Locally known as Semana Santa (Holy Week), Easter is the most important celebration in Spain, and stands out for its epic brotherhoods’ processions and unique, age-old traditions specific to each region.
The atmosphere that characterizes the festivities is usually solemn, the picture spectacular, and everything seems fully immersed in emotion. Don’t let yourself be fooled, though – this is still Spain, which means neither the strong religious beliefs nor the somberness of the moment can hide the nation’s fervor for pomp and lively fiestas.
These being said, let’s take a closer look at the distinctive customs and traditions that accompany Semana Santa in various Spanish provinces.
Here, the most important Catholic holiday is commemorated with a week full of color, art, religious fervor, and extravagant processions. The most spectacular events take place in Malaga and Seville, where the streets are taken over by flamboyant parades and intricate religious displays depicting biblical scenes.
Like everywhere in Spain, the festivities begin on Palm Sunday (Domingo de Ramos) and last until Easter Monday (Lunes de Pascua), with the most dramatic and passionate parades held on Maundy Thursday and Good Friday.
While the Semana Santa festivities in Andalusia are the most spectacular, the ones in Castile and León are often regarded as some of the most authentic, solemn, and austere in the entire country. Among the cities that hold remarkable processions are León, Zamora, Salamanca, Toledo, Avila, Segovia, and Valladolid.
This scrumptious calorific treat is traditionally eaten in Spain over Easter.
Madrid-based food blogger Anneke Kooijmans shares a recipe for the classic Spanish Easter dish Torrijas with The Local which she describes as “like French toast, but different…”

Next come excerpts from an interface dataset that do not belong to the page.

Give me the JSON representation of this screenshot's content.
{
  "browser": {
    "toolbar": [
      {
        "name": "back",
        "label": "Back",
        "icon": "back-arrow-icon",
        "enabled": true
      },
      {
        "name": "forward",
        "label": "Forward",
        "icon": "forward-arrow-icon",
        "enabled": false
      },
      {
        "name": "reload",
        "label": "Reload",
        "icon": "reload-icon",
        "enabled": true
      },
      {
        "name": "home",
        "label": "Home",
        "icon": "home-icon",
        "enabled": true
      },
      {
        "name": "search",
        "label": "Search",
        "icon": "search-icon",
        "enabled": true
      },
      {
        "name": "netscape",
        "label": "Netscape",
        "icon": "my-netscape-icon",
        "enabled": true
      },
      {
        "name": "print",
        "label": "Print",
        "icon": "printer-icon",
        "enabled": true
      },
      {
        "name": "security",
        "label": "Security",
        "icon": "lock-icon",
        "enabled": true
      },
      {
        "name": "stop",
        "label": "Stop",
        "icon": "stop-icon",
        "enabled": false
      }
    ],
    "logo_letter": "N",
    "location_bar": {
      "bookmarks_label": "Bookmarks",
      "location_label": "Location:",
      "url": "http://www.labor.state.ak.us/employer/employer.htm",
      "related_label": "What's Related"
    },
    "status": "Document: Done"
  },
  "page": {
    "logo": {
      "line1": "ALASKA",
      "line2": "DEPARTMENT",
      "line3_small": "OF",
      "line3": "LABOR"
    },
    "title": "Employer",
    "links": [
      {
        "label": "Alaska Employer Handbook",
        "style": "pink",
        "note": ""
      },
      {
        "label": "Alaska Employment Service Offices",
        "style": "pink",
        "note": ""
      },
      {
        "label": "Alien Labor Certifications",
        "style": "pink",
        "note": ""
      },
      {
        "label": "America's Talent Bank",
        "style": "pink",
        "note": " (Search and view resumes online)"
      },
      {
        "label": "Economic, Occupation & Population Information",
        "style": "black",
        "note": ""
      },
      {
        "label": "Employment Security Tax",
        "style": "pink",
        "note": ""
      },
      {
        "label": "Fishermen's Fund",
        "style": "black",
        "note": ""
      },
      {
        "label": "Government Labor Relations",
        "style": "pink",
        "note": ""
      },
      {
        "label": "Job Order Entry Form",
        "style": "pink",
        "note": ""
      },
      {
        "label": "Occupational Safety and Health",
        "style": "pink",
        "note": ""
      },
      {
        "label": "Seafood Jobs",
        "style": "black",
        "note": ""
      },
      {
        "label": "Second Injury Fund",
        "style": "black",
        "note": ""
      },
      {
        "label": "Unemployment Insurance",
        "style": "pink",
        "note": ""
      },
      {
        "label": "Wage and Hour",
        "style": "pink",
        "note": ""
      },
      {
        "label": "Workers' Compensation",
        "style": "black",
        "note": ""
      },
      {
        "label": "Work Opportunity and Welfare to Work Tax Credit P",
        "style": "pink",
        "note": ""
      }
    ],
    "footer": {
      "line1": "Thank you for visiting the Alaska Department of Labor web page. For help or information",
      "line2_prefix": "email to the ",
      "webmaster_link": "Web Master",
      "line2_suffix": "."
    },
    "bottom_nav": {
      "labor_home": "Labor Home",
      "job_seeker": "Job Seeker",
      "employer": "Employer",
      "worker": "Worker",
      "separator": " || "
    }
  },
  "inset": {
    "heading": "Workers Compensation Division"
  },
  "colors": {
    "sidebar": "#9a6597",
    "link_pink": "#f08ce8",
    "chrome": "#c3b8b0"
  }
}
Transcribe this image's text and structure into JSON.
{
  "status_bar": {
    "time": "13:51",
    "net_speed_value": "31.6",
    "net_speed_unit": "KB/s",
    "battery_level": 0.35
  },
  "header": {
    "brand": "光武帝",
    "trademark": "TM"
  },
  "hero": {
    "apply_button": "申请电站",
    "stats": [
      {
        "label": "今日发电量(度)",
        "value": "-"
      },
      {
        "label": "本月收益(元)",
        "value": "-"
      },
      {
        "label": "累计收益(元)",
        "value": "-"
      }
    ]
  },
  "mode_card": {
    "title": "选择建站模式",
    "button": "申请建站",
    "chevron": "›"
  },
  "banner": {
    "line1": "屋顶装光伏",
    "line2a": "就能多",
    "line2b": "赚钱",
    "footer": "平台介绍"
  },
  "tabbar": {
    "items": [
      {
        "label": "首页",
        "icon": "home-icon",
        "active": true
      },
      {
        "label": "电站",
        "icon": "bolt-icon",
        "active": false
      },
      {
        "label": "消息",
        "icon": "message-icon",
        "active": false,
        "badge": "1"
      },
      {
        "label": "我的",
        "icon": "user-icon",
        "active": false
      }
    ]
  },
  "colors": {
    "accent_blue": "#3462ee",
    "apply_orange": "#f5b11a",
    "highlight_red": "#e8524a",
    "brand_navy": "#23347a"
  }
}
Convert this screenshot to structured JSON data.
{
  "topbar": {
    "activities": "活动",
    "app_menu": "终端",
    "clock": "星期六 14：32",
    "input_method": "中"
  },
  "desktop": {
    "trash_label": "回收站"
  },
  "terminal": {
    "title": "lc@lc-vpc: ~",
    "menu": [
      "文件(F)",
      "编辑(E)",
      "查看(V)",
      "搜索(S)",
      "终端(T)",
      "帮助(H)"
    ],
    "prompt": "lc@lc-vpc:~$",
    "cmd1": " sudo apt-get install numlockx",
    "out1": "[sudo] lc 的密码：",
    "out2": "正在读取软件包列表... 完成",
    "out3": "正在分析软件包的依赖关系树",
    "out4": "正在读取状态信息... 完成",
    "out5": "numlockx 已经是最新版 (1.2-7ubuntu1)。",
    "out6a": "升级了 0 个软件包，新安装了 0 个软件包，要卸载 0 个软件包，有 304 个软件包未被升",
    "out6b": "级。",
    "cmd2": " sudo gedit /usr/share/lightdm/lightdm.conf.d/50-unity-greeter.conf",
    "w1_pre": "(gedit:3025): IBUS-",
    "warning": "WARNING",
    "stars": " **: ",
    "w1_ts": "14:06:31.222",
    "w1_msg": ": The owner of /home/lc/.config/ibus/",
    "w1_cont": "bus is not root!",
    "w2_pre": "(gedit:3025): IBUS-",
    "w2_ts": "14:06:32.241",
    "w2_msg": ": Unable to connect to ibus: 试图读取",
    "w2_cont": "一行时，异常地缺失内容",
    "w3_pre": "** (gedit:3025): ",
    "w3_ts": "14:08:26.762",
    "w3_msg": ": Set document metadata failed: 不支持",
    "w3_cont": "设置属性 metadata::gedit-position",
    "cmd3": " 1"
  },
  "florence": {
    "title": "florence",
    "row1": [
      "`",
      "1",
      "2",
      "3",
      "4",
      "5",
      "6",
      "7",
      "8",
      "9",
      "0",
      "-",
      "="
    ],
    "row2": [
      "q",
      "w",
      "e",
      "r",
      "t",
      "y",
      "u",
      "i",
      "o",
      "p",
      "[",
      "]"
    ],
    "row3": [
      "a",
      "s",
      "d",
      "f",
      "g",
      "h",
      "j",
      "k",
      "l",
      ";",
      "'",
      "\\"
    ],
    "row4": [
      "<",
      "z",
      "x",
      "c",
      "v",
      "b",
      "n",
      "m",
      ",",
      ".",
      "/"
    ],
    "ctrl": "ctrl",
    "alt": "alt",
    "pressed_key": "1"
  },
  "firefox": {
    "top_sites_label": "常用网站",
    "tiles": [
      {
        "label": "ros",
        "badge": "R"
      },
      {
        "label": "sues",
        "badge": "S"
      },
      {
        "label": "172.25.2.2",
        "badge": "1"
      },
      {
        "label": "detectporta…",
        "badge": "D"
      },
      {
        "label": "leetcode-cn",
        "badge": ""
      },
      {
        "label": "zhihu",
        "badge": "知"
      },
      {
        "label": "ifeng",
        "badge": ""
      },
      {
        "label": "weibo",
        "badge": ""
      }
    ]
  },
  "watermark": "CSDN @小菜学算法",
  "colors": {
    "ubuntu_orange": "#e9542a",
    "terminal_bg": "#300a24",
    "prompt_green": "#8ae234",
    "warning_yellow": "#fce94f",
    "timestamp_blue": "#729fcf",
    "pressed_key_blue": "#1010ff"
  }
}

Torrijas are a Spanish Easter dessert, they are like French Toast, but different.
250 milliliters milk
Zest of one lemon
¼ bar of French bread, in thick slices
1 egg, lightly beaten, in a shallow bowl
Good quality olive oil
¼ cup sugar
¼ teaspoon cinnamon
½ cup water
1 tablespoon honey